[[ EXCERPTED RECORDS, beginning ]]

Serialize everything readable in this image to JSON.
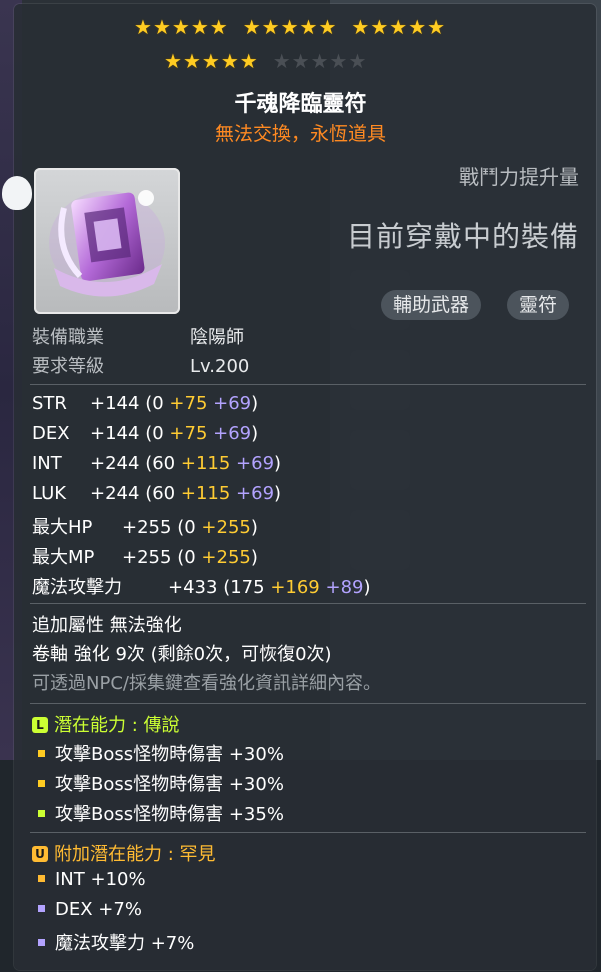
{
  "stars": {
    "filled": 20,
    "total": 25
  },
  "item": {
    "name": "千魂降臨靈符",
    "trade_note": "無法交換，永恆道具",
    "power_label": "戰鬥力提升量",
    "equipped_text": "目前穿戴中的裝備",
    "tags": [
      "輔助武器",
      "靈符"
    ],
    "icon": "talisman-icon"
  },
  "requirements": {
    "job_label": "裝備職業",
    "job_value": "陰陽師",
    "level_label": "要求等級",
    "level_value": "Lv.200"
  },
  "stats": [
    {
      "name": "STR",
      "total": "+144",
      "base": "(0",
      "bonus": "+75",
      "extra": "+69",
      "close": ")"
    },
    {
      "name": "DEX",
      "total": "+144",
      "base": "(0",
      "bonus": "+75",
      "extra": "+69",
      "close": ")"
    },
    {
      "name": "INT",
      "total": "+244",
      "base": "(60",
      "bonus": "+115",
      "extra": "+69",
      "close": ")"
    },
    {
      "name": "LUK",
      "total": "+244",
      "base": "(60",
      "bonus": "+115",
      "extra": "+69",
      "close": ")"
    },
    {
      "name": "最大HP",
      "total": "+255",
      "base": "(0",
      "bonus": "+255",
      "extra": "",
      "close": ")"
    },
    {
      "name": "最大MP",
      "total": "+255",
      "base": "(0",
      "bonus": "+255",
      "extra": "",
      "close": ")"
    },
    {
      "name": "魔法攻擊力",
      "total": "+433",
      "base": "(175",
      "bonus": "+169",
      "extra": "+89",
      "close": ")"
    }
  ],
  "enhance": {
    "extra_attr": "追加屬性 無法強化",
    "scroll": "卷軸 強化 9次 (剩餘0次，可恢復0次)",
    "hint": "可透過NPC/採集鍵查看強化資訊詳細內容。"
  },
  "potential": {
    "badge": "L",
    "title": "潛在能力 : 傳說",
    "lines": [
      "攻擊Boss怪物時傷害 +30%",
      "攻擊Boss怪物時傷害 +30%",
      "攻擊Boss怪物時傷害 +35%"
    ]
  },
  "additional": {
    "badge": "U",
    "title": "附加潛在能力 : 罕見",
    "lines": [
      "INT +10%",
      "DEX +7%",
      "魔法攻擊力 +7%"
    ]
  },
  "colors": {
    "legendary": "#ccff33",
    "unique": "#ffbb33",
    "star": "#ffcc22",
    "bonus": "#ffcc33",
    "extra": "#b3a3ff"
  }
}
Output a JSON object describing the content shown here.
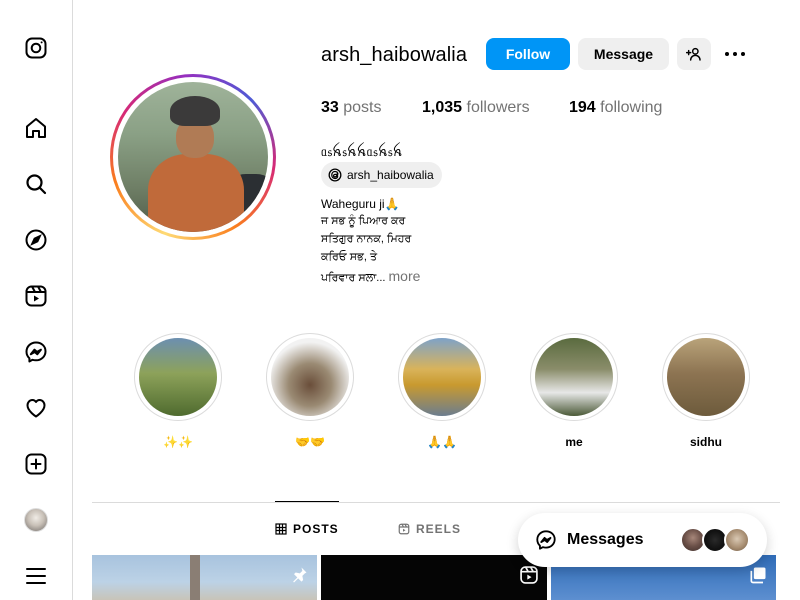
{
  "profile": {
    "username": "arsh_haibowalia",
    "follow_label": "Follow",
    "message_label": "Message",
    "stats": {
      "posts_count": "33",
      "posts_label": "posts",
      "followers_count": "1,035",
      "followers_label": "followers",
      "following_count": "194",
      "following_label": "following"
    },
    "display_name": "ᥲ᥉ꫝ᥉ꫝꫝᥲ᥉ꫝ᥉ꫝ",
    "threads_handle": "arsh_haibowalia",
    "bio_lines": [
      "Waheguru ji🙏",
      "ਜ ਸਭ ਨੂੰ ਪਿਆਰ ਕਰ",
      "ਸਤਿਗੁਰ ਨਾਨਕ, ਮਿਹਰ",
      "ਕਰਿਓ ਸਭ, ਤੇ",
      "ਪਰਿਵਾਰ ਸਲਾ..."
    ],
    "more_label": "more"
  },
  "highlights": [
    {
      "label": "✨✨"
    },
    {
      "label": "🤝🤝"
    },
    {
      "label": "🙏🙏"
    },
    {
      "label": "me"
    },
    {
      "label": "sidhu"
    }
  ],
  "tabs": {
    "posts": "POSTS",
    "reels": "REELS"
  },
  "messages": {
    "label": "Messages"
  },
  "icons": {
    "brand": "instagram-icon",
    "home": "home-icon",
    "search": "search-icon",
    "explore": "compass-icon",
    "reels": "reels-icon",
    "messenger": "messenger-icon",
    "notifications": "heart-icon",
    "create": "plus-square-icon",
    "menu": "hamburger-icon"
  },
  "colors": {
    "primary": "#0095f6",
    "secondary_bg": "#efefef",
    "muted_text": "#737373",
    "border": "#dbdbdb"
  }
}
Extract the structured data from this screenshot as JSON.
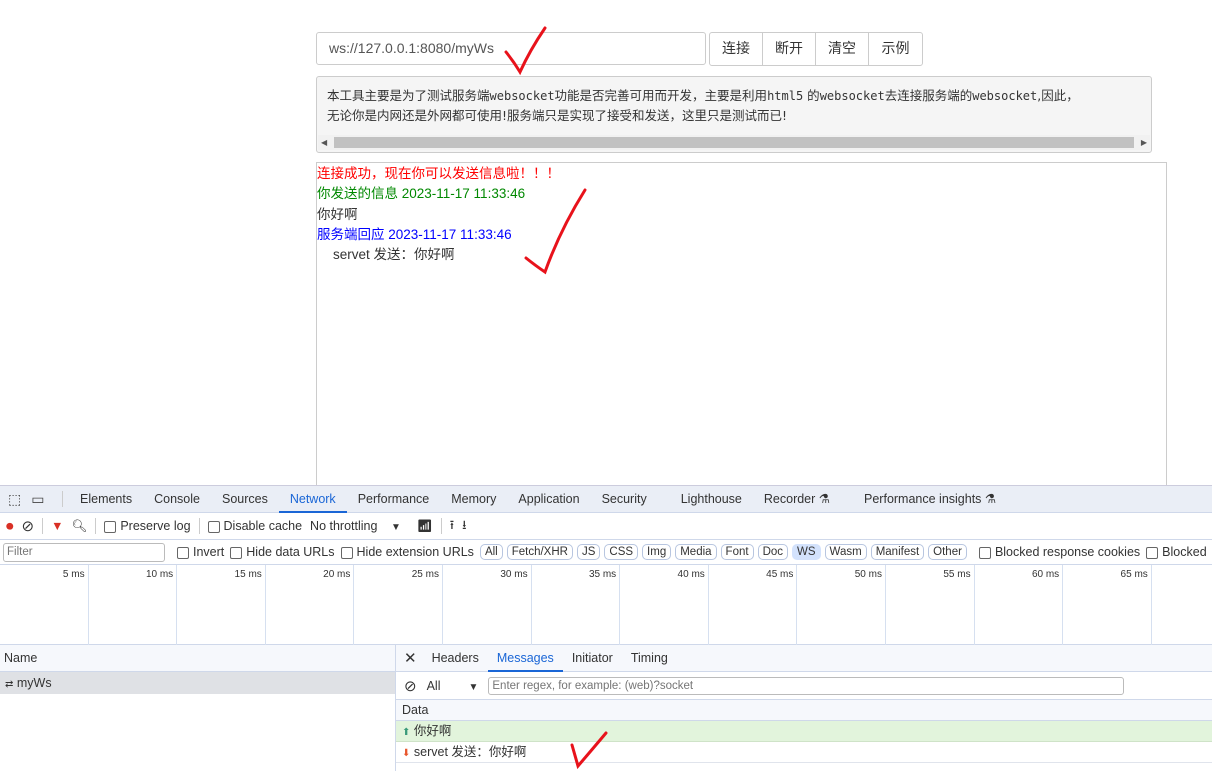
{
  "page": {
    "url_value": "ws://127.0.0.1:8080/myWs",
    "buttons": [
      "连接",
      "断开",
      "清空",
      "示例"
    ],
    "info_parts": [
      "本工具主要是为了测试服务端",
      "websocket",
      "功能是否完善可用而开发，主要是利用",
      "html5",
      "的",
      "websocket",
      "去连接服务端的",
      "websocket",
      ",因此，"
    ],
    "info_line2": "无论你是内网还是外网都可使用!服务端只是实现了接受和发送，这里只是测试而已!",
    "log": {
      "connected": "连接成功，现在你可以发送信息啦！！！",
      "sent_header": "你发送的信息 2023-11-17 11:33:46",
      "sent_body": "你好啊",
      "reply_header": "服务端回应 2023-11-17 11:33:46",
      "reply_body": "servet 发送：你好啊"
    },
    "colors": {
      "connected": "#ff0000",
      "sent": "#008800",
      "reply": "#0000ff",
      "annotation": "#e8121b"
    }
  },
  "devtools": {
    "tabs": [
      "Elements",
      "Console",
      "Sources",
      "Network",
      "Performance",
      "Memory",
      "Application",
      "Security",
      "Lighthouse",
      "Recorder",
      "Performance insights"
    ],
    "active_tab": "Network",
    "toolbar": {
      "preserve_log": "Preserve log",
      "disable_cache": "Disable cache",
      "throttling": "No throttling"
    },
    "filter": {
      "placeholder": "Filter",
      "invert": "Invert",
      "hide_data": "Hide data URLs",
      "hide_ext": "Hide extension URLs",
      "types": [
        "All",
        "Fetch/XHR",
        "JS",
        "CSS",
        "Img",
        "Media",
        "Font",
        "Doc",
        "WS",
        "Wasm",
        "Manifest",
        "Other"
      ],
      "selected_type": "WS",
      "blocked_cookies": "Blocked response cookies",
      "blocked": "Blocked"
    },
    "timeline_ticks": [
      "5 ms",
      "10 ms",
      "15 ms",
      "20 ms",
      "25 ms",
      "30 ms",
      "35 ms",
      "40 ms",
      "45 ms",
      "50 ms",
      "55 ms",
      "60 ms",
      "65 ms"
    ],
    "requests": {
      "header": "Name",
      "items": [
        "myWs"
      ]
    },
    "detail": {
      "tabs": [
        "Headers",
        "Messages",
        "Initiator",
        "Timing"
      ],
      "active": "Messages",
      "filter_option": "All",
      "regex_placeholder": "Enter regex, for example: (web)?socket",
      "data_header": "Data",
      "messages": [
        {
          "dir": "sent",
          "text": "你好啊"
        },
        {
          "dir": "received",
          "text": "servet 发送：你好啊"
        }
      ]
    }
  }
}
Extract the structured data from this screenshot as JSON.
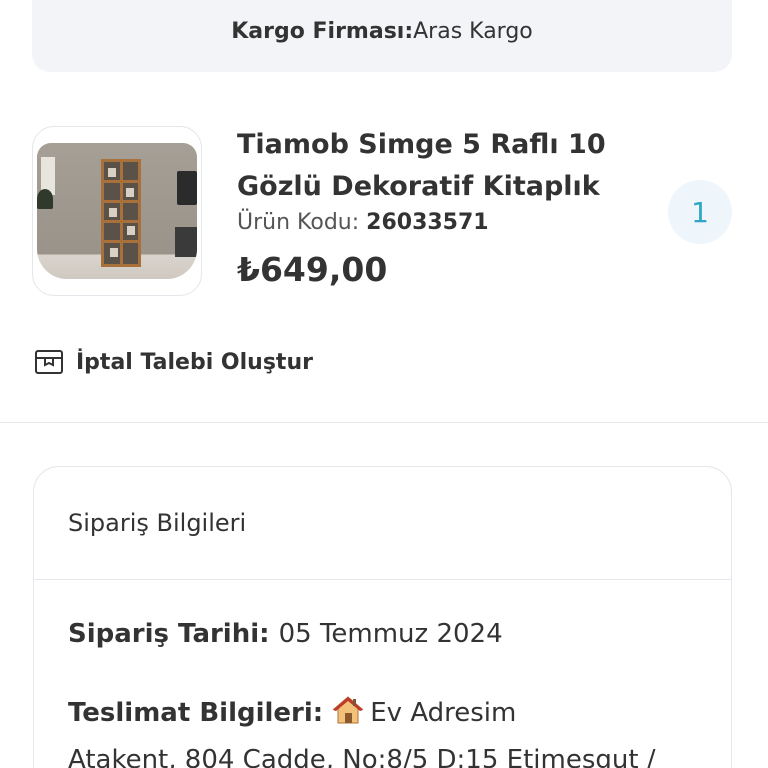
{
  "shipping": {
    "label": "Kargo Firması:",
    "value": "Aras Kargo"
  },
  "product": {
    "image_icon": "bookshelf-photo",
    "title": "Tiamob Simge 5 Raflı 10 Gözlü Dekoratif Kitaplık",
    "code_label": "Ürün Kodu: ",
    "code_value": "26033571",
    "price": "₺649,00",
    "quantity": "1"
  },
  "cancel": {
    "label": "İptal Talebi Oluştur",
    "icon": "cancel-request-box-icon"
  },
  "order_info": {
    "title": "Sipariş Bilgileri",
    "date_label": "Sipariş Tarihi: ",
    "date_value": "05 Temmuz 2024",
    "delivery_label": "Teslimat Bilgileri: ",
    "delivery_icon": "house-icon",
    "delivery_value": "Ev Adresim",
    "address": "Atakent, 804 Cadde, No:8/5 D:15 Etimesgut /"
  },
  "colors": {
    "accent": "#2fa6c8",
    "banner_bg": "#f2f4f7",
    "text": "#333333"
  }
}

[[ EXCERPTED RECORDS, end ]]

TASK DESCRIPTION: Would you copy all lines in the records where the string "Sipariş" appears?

YOUR RESPONSE:
    "title": "Sipariş Bilgileri",
    "date_label": "Sipariş Tarihi: ",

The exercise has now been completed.